  13. You mean Bran? I'm not sure anymore what show-Bran's motivation is! 'Fire dragons' and 'wight/ice dragons' are probably killed with different weapons, white/ice and black/fire projectiles respectively. He was Torrhen Stark's (the king who knelt's) bastard brother. He wanted to kill Aegon's dragons at the Trident, instead of submitting to Aegon Targaryen and surrendering the north. His brother, however, persuaded him to relent and treat with Aegon to forge a peace, upon which the Targaryen dominion over the seven kingdoms was based -- a peace which Aegon's ancestor Aerys broke by burning Rickard and strangling Brandon when he summoned them to King's Landing.
  14. Have any of you seen the promotional photos for the finale..? I note with interest they've put Sansa in her 'Grim Reaper' hood (the same 'Lady Stoneheart' look she used to wear when traipsing after Ramsay on the Winterfell battlements, grabbing corkscrews, foreshadowing his end at her hands) -- which bodes well for my theory... The surprise twist is going to be that the 'Wolf' in the titular 'The Dragon and the Wolf' refers to Sansa 'getting her bite back,' as I've expressed it, and not Jon, Arya, or Bran necessarily (although I would also like 'dragon and wolf' to refer to Bran the fated 'winged wolf' making contact via greensight with wighted Viserion). She sent Brienne away, anticipating that she and Arya are about to wolfishly break some rules -- the law of guest right to be exact! No one will be the wiser, because 'Littlefinger' will soon reappear in King's Landing... (I would love it if she released Ghost from his kennel to help with the 'clean-up' after Arya has completed the, ehm..., 'harvesting', but perhaps that's too much to ask for...It would be such a great visual, with Ghost stalking beside Sansa through the godswood, jointly symbolizing the liberated wolf, a bit like in my latest profile pic, as the snow gently, ominously, falls. But, alas, I fear the D's are not as wildly imaginative as I am, and direwolf CGI is so onerous, so poor Ghost, truly a ghost of his former self, starved of screentime and morsels alike, will not even be treated to a little finger of a Littlefinger ).

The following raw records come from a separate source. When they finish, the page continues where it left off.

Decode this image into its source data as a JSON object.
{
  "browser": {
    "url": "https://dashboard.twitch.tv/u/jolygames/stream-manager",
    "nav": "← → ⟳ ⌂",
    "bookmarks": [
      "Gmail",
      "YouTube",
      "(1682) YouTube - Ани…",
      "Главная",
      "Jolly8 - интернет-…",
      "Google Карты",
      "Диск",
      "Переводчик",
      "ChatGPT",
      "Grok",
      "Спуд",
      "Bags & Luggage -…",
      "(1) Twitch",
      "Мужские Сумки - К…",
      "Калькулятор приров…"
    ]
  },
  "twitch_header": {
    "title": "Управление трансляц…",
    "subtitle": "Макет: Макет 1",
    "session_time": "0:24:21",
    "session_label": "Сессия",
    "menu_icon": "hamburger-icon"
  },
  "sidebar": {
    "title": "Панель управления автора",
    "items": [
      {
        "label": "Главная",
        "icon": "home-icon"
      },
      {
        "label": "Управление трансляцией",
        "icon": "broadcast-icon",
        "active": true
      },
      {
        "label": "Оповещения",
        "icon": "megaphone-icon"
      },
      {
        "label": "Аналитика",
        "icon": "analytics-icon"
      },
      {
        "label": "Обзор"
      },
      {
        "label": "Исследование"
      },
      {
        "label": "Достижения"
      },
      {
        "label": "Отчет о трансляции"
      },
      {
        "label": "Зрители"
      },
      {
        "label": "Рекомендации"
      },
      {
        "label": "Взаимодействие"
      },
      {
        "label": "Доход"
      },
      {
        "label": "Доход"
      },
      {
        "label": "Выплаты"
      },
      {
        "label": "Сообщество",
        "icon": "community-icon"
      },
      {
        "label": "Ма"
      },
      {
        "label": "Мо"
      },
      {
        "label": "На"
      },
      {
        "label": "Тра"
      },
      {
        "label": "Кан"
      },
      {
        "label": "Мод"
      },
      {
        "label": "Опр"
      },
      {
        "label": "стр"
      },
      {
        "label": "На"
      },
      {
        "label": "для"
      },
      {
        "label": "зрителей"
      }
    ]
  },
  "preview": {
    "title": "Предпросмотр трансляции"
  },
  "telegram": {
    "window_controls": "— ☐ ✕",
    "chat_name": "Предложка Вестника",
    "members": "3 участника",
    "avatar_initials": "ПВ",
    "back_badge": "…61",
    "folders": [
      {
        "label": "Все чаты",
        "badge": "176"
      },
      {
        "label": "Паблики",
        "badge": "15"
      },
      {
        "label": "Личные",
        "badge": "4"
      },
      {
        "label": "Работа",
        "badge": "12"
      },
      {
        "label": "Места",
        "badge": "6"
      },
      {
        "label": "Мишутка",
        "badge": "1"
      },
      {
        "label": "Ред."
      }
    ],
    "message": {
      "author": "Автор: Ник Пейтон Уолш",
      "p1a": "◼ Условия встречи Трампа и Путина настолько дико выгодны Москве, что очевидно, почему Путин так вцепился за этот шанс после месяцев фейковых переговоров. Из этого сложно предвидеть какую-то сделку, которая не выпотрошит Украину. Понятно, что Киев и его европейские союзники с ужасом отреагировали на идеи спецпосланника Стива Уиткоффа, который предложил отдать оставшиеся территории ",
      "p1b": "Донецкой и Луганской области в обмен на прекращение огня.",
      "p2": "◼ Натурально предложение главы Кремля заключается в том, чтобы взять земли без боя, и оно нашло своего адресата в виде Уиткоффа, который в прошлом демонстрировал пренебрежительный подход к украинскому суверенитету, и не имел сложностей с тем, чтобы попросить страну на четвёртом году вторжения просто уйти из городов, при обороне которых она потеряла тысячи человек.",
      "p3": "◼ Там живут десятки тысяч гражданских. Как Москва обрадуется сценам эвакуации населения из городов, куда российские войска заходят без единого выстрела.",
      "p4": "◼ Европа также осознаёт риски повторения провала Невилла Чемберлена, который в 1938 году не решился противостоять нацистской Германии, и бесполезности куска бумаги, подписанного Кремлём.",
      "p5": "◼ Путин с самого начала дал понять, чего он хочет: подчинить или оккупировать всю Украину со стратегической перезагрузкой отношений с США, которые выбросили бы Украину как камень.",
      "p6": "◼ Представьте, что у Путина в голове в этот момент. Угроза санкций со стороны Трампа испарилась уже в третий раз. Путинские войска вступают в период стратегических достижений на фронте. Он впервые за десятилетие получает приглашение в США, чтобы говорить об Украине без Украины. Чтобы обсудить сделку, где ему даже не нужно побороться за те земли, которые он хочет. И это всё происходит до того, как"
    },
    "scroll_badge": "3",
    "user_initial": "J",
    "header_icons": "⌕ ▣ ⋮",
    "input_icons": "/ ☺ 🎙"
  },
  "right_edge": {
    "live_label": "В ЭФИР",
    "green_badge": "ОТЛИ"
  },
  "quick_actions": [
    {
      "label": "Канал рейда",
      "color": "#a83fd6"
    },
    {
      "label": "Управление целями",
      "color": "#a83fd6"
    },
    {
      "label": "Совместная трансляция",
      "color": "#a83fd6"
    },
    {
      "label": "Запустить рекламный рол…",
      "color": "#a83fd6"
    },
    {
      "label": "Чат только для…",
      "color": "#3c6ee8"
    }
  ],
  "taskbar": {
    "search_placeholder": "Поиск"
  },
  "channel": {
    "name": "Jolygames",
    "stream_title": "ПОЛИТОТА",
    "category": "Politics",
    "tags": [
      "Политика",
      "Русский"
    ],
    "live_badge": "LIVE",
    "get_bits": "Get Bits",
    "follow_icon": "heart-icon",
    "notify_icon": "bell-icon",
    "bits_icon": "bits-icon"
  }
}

  15. First off, let me admit I hate the theory that Bran is the Night's King, as well as the theory that Jon has to kill Bran -- so I may be biased! The fact that the NK is able to sense, recognize and interact with Bran on the 'third-eye' plane/dimension doesn't necessarily imply they are the same person -- what it does suggest, however, is that they are both greenseers (for example, the last 3ER and Bran were able to see each other and communicate while walking around on their greenseeing 'trips' together). I do think the NK is a Stark and Bran's ancestor, also named 'Brandon Stark.' Our Bran's task is to 'mind-duel' him on the 'third-eye' plane, the virtual realm where greenseer wars take place -- aka 'the weirnet' -- in order to take possession of the wighted Viserion and the army of the dead (foreshadowed by the Night's King disrupting Bran's skinchanging bond with the flock of ravens). This will involve Bran sacrificing himself in the process. Bran is our Lightbringer.